"Well," she said, "we would cruise but I will not cruise with Costa. Ever."

A lot of people seem to be saying that these days. After the Jan. 13 wreck of the Concordia Costa's bookings dropped an estimated 30 percent.

Now the company faces a public relations nightmare, its brand associated with two high-profile mishaps at sea.

It's official name is Costa Crociere, an Italian company based in Genoa. But Costa is wholly owned by the British-American giant Carnival Corp., the world's largest cruise ship operator. (Full disclosure: The parent company of ABC News, the Walt Disney Co., also operates a cruise line.)

Since Carnival bought Costa in 2000, the company's fleet has multiplied from five to 14 ships. In 2010, it carried 2.15 million passengers while sales increased 12 percent to $3.8 billion. Costa is Carnival's largest subsidiary.

Now that future of that valuable brand is in peril.

"I think they're going to have to work very hard to survive," cruise industry analyst and writer Bill Miller told ABC News. "It's going to be difficult because people associate them with two highly publicized mishaps. They may even have to consider rebranding themselves, getting a new name."

Costa is bracing for more bad publicity as the inquiry into the Concordia disaster gets under way in Italy this weekend.

Two Italian newspapers, La Stampa and Il Messagero, are publishing lurid details of alleged drug use, drinking and sexual harassment aboard the Costa Concordia.

"I saw with my own eyes officers taking cocaine – to prove it you would only have had to test them," a nurse identified only as Valentina B reportedly told investigators in pre-trial evidence obtained by the newspapers.

Valentina B says she worked on three Costa cruise ships, "each one worse than the other."

Another woman identified as Mary G is quoted in the documents as saying, "I worked on the Costa Concordia in 2010 for two months.
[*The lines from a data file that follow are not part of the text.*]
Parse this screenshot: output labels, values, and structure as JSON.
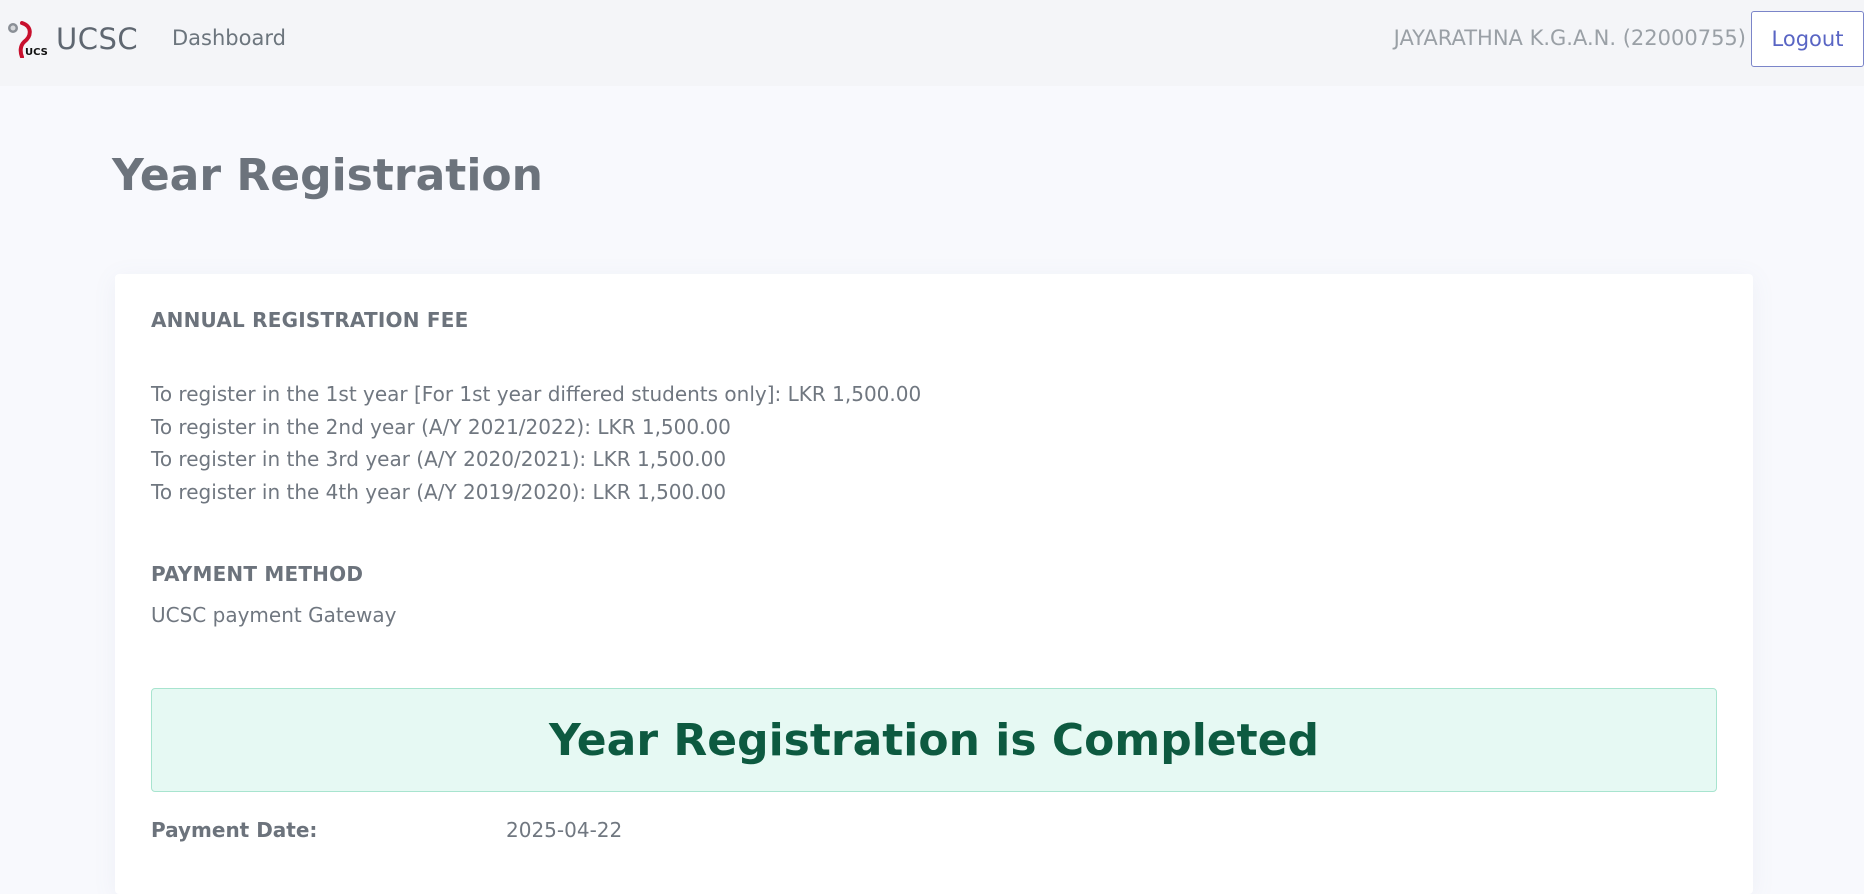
{
  "navbar": {
    "brand_text": "UCSC",
    "dashboard_link": "Dashboard",
    "user_name": "JAYARATHNA K.G.A.N. (22000755)",
    "logout_label": "Logout"
  },
  "page": {
    "title": "Year Registration"
  },
  "fee_section": {
    "title": "ANNUAL REGISTRATION FEE",
    "items": [
      "To register in the 1st year [For 1st year differed students only]: LKR 1,500.00",
      "To register in the 2nd year (A/Y 2021/2022): LKR 1,500.00",
      "To register in the 3rd year (A/Y 2020/2021): LKR 1,500.00",
      "To register in the 4th year (A/Y 2019/2020): LKR 1,500.00"
    ]
  },
  "payment_section": {
    "title": "PAYMENT METHOD",
    "method": "UCSC payment Gateway"
  },
  "status_alert": {
    "message": "Year Registration is Completed"
  },
  "payment_details": {
    "date_label": "Payment Date:",
    "date_value": "2025-04-22"
  },
  "colors": {
    "accent": "#5965c4",
    "success_bg": "#e6f9f3",
    "success_text": "#0d5a40",
    "logo_red": "#c8102e"
  },
  "icons": {
    "brand_logo": "ucsc-logo-icon"
  }
}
Often the officers and other crew members were drunk. Often we'd say to ourselves, 'If there's an emergency, who is going to save the ship?'"
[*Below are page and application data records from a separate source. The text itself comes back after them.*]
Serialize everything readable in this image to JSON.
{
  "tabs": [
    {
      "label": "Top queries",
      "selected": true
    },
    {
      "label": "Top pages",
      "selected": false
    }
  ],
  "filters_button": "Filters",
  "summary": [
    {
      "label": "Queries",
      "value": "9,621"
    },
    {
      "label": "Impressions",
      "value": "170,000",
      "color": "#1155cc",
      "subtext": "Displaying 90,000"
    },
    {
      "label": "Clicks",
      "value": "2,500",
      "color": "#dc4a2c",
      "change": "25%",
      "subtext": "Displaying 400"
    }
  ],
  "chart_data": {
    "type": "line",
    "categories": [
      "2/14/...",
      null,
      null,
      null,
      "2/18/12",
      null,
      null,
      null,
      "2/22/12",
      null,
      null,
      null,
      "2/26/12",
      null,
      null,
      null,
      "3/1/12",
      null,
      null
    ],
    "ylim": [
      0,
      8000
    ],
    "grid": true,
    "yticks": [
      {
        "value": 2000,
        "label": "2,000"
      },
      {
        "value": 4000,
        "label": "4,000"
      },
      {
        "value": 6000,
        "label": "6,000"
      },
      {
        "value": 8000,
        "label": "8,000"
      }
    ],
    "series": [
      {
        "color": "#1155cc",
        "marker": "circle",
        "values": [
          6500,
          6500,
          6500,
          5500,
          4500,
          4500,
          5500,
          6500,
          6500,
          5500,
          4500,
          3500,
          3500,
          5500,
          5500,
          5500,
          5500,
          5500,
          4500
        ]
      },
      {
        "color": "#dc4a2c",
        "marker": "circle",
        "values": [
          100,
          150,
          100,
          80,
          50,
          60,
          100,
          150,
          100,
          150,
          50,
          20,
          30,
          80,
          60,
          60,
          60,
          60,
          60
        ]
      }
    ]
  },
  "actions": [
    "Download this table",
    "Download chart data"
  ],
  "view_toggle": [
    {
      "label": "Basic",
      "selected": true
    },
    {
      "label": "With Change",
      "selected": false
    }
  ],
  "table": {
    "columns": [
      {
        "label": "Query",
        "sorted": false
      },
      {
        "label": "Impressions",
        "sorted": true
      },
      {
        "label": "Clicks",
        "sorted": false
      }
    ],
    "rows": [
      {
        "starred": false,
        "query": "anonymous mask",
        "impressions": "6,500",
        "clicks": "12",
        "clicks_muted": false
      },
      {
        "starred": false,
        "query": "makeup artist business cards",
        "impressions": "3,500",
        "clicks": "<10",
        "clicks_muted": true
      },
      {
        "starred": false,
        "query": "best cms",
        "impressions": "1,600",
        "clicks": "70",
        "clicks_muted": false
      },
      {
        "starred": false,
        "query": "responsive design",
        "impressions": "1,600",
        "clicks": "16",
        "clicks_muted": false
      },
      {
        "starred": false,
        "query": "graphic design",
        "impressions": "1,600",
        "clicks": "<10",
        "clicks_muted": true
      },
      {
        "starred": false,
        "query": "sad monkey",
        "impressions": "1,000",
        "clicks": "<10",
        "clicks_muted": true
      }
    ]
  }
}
Mary G also claimed to have been "molested" by a crew member who was high on drugs.

"We operate strict safety and surveillance measures concerning drugs possession onboard our ships," Costa said in a statement. "The possession or trade of narcotics onboard is prohibited. Crew members who possess or use drugs or engage in drug trafficking are submitted to disciplinary provisions and disembarked. Onboard there are checks and preventive actions to discourage such behaviors."
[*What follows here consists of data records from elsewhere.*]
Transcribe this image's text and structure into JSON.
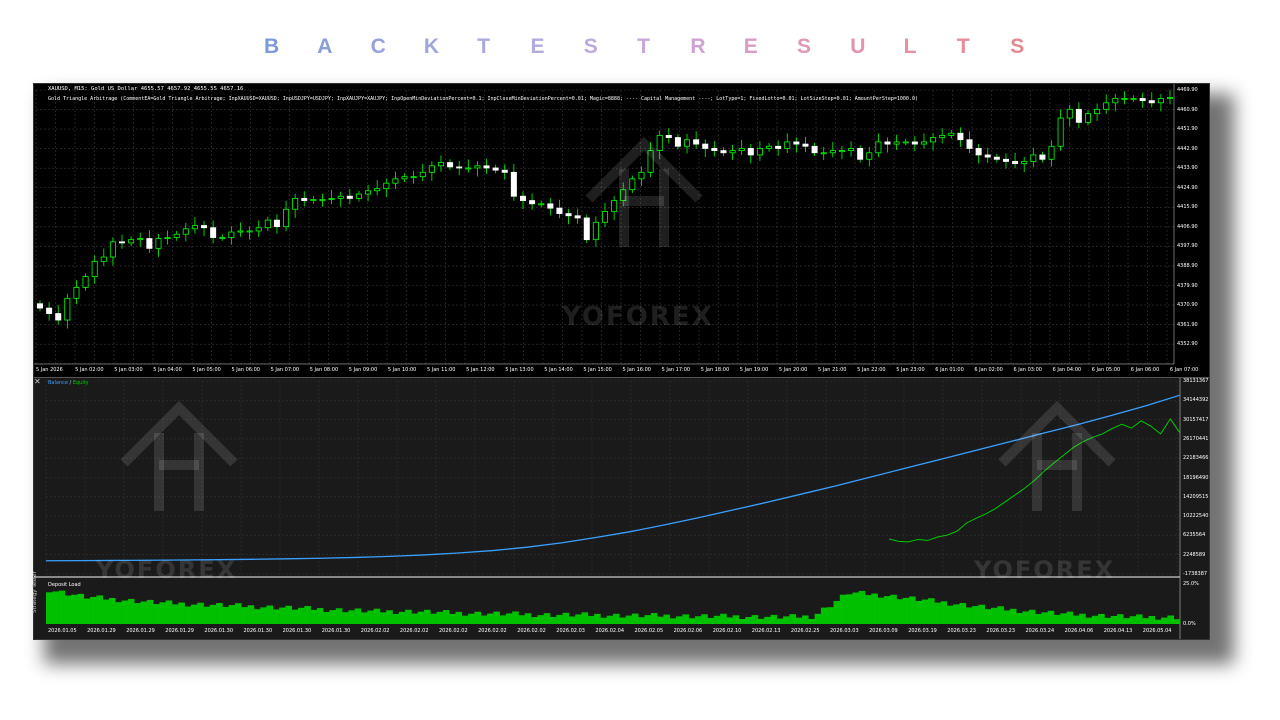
{
  "heading": {
    "letters": [
      "B",
      "A",
      "C",
      "K",
      "T",
      "E",
      "S",
      "T",
      "R",
      "E",
      "S",
      "U",
      "L",
      "T",
      "S"
    ],
    "colors": [
      "#7d9ad8",
      "#8a9ed9",
      "#95a2db",
      "#9fa6dc",
      "#aaa9dd",
      "#b3aade",
      "#bda9dc",
      "#c7a7d8",
      "#d1a2d1",
      "#d99dc5",
      "#df98b8",
      "#e394ad",
      "#e690a2",
      "#e68c98",
      "#e5888f"
    ]
  },
  "price_chart": {
    "symbol_line": "XAUUSD, M15: Gold US Dollar 4655.57 4657.92 4655.55 4657.16",
    "params_line": "Gold Triangle Arbitrage (CommentEA=Gold Triangle Arbitrage; InpXAUUSD=XAUUSD; InpUSDJPY=USDJPY; InpXAUJPY=XAUJPY; InpOpenMinDeviationPercent=0.1; InpCloseMinDeviationPercent=0.01; Magic=8888; ---- Capital Management ----; LotType=1; FixedLotto=0.01; LotSizeStep=0.01; AmountPerStep=1000.0)",
    "price_labels": [
      "4469.90",
      "4460.90",
      "4451.90",
      "4442.90",
      "4433.90",
      "4424.90",
      "4415.90",
      "4406.90",
      "4397.90",
      "4388.90",
      "4379.90",
      "4370.90",
      "4361.90",
      "4352.90"
    ],
    "time_labels": [
      "5 Jan 2026",
      "5 Jan 02:00",
      "5 Jan 03:00",
      "5 Jan 04:00",
      "5 Jan 05:00",
      "5 Jan 06:00",
      "5 Jan 07:00",
      "5 Jan 08:00",
      "5 Jan 09:00",
      "5 Jan 10:00",
      "5 Jan 11:00",
      "5 Jan 12:00",
      "5 Jan 13:00",
      "5 Jan 14:00",
      "5 Jan 15:00",
      "5 Jan 16:00",
      "5 Jan 17:00",
      "5 Jan 18:00",
      "5 Jan 19:00",
      "5 Jan 20:00",
      "5 Jan 21:00",
      "5 Jan 22:00",
      "5 Jan 23:00",
      "6 Jan 01:00",
      "6 Jan 02:00",
      "6 Jan 03:00",
      "6 Jan 04:00",
      "6 Jan 05:00",
      "6 Jan 06:00",
      "6 Jan 07:00"
    ],
    "ylim": [
      4348.9,
      4470.9
    ],
    "closes": [
      4370.5,
      4368.0,
      4365.0,
      4375.0,
      4380.0,
      4385.0,
      4392.0,
      4394.0,
      4401.0,
      4400.5,
      4402.0,
      4402.5,
      4398.0,
      4402.5,
      4403.0,
      4404.5,
      4407.0,
      4408.5,
      4407.5,
      4403.0,
      4403.0,
      4405.5,
      4406.0,
      4406.0,
      4407.5,
      4411.0,
      4408.0,
      4416.0,
      4421.0,
      4420.0,
      4420.5,
      4420.5,
      4421.0,
      4422.0,
      4421.0,
      4423.0,
      4424.5,
      4425.5,
      4428.0,
      4430.0,
      4431.0,
      4431.0,
      4433.0,
      4436.0,
      4437.5,
      4435.5,
      4435.0,
      4435.0,
      4436.0,
      4435.0,
      4434.0,
      4433.0,
      4422.0,
      4420.0,
      4418.5,
      4418.5,
      4416.5,
      4414.0,
      4413.0,
      4412.0,
      4402.0,
      4410.0,
      4415.0,
      4420.0,
      4425.0,
      4430.0,
      4433.0,
      4443.0,
      4450.0,
      4449.0,
      4445.0,
      4448.0,
      4446.0,
      4444.0,
      4443.0,
      4442.0,
      4443.0,
      4444.0,
      4441.0,
      4444.0,
      4445.0,
      4444.0,
      4447.0,
      4446.0,
      4445.0,
      4442.0,
      4442.0,
      4443.0,
      4443.0,
      4444.0,
      4439.0,
      4442.0,
      4447.0,
      4446.0,
      4447.0,
      4447.0,
      4446.0,
      4447.0,
      4449.0,
      4450.0,
      4451.0,
      4448.0,
      4444.0,
      4441.0,
      4440.0,
      4439.0,
      4438.0,
      4437.0,
      4438.0,
      4441.0,
      4439.0,
      4445.0,
      4458.0,
      4462.0,
      4456.0,
      4460.0,
      4462.0,
      4465.0,
      4467.0,
      4467.0,
      4467.0,
      4466.0,
      4465.0,
      4467.0,
      4467.5
    ]
  },
  "tester": {
    "legend": {
      "balance": "Balance",
      "separator": " / ",
      "equity": "Equity"
    },
    "side_label": "Strategy Tester",
    "close_symbol": "✕",
    "balance_labels": [
      "38131367",
      "34144392",
      "30157417",
      "26170441",
      "22183466",
      "18196490",
      "14209515",
      "10222540",
      "6235564",
      "2248589",
      "-1738387"
    ],
    "deposit_label": "Deposit Load",
    "deposit_scale": [
      "25.0%",
      "0.0%"
    ],
    "date_labels": [
      "2026.01.05",
      "2026.01.29",
      "2026.01.29",
      "2026.01.29",
      "2026.01.30",
      "2026.01.30",
      "2026.01.30",
      "2026.01.30",
      "2026.02.02",
      "2026.02.02",
      "2026.02.02",
      "2026.02.02",
      "2026.02.02",
      "2026.02.03",
      "2026.02.04",
      "2026.02.05",
      "2026.02.06",
      "2026.02.10",
      "2026.02.13",
      "2026.02.25",
      "2026.03.03",
      "2026.03.09",
      "2026.03.19",
      "2026.03.23",
      "2026.03.23",
      "2026.03.24",
      "2026.04.06",
      "2026.04.13",
      "2026.05.04"
    ],
    "balance_ylim": [
      -1738387,
      38131367
    ],
    "balance_series": [
      1000000,
      1030000,
      1060000,
      1100000,
      1150000,
      1220000,
      1300000,
      1400000,
      1520000,
      1680000,
      1900000,
      2200000,
      2600000,
      3100000,
      3800000,
      4700000,
      5800000,
      7000000,
      8400000,
      9900000,
      11500000,
      13100000,
      14800000,
      16500000,
      18300000,
      20100000,
      21900000,
      23700000,
      25500000,
      27300000,
      29100000,
      31000000,
      33000000,
      35200000
    ],
    "equity_series": [
      5500000,
      5000000,
      4900000,
      5400000,
      5200000,
      5900000,
      6300000,
      7100000,
      8800000,
      9800000,
      10700000,
      11800000,
      13200000,
      14600000,
      16000000,
      17600000,
      19500000,
      21200000,
      22800000,
      24400000,
      25600000,
      26500000,
      27200000,
      28300000,
      29200000,
      28400000,
      29900000,
      28800000,
      27200000,
      30300000,
      27400000
    ],
    "deposit_load": [
      0.22,
      0.17,
      0.15,
      0.13,
      0.12,
      0.11,
      0.1,
      0.09,
      0.08,
      0.07,
      0.07,
      0.06,
      0.055,
      0.05,
      0.045,
      0.045,
      0.04,
      0.04,
      0.035,
      0.035,
      0.03,
      0.035,
      0.2,
      0.18,
      0.15,
      0.12,
      0.09,
      0.07,
      0.05,
      0.04,
      0.03,
      0.03
    ]
  },
  "watermarks": {
    "brand": "YOFOREX"
  }
}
While all of this is damaging to Costa's reputation, not all industry watchers think the brand will disappear.

"No, not the end for Costa, which has operating passenger ships for over 60 years," Douglas Ward, author of the 2012 Berlitz Guide to Cruising & Cruise Ships, said in an email to the Associated Press from a ship off the Australian coast. "But the relentless media spotlight may dilute the brand and perhaps the number of ships in fleet."

With two of Costa's 14 ships out of commission, the company has two new ships ready to launch.

It just finished rebuilding its 1600-passenger NeoRomantica, which is set to sail on its first voyage in the Mediterranean. The company says the cruise is soldout.

And Costa does seem to have learned from the disaster of the Concordia.

While the Bradwells were critical of the way the crew aboard the Costa Allegra behaved in the first hours, they have nothing but praise for Costa's response to the disabled ship.

The Bradwells said after the first few hours chaos aboard the Costa Allegra this week, the crew and the cruise line worked hard to ease the discomfort for passengers as living conditions deteriorated. Costa used helicopters to bring in food, flashlights and bottled water.

"They did what they could do," said Eleanor. "They did the best they could do under the circumstances."